* **WHAT IS EXPECTED**
Output all of the entries exactly as they are given.

(Page and application data records)
- Opening Delimiter -

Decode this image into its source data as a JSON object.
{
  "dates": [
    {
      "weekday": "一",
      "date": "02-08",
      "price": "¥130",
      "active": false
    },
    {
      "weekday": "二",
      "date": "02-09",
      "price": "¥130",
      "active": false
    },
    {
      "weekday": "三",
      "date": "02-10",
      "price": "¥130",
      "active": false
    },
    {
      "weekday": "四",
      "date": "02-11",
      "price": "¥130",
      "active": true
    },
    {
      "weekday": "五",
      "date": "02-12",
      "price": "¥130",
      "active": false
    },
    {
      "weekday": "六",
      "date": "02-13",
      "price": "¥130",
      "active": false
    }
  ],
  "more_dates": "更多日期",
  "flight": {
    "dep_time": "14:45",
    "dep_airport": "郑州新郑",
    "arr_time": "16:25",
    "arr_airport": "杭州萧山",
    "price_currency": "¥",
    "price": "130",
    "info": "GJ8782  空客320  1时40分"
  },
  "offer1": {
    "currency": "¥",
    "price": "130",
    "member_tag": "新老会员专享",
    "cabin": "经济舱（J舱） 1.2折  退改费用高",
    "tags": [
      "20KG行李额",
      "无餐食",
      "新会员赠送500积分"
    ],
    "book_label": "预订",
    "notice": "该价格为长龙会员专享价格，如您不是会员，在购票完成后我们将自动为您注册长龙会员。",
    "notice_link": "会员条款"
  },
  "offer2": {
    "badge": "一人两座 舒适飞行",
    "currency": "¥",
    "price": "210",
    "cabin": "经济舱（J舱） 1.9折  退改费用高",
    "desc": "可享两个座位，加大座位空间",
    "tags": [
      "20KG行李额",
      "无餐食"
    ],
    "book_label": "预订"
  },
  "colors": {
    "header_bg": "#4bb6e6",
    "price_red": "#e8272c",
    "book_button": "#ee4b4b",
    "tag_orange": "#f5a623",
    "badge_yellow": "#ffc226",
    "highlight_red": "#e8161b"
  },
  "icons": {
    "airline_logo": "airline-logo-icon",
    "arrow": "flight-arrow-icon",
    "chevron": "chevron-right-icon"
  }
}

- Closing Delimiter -

* **WRITTEN RESPONSE**
Decode this image into its source data as a JSON object.
{
  "dates": [
    {
      "weekday": "一",
      "date": "02-08",
      "price": "¥130",
      "active": false
    },
    {
      "weekday": "二",
      "date": "02-09",
      "price": "¥130",
      "active": false
    },
    {
      "weekday": "三",
      "date": "02-10",
      "price": "¥130",
      "active": false
    },
    {
      "weekday": "四",
      "date": "02-11",
      "price": "¥130",
      "active": true
    },
    {
      "weekday": "五",
      "date": "02-12",
      "price": "¥130",
      "active": false
    },
    {
      "weekday": "六",
      "date": "02-13",
      "price": "¥130",
      "active": false
    }
  ],
  "more_dates": "更多日期",
  "flight": {
    "dep_time": "14:45",
    "dep_airport": "郑州新郑",
    "arr_time": "16:25",
    "arr_airport": "杭州萧山",
    "price_currency": "¥",
    "price": "130",
    "info": "GJ8782  空客320  1时40分"
  },
  "offer1": {
    "currency": "¥",
    "price": "130",
    "member_tag": "新老会员专享",
    "cabin": "经济舱（J舱） 1.2折  退改费用高",
    "tags": [
      "20KG行李额",
      "无餐食",
      "新会员赠送500积分"
    ],
    "book_label": "预订",
    "notice": "该价格为长龙会员专享价格，如您不是会员，在购票完成后我们将自动为您注册长龙会员。",
    "notice_link": "会员条款"
  },
  "offer2": {
    "badge": "一人两座 舒适飞行",
    "currency": "¥",
    "price": "210",
    "cabin": "经济舱（J舱） 1.9折  退改费用高",
    "desc": "可享两个座位，加大座位空间",
    "tags": [
      "20KG行李额",
      "无餐食"
    ],
    "book_label": "预订"
  },
  "colors": {
    "header_bg": "#4bb6e6",
    "price_red": "#e8272c",
    "book_button": "#ee4b4b",
    "tag_orange": "#f5a623",
    "badge_yellow": "#ffc226",
    "highlight_red": "#e8161b"
  },
  "icons": {
    "airline_logo": "airline-logo-icon",
    "arrow": "flight-arrow-icon",
    "chevron": "chevron-right-icon"
  }
}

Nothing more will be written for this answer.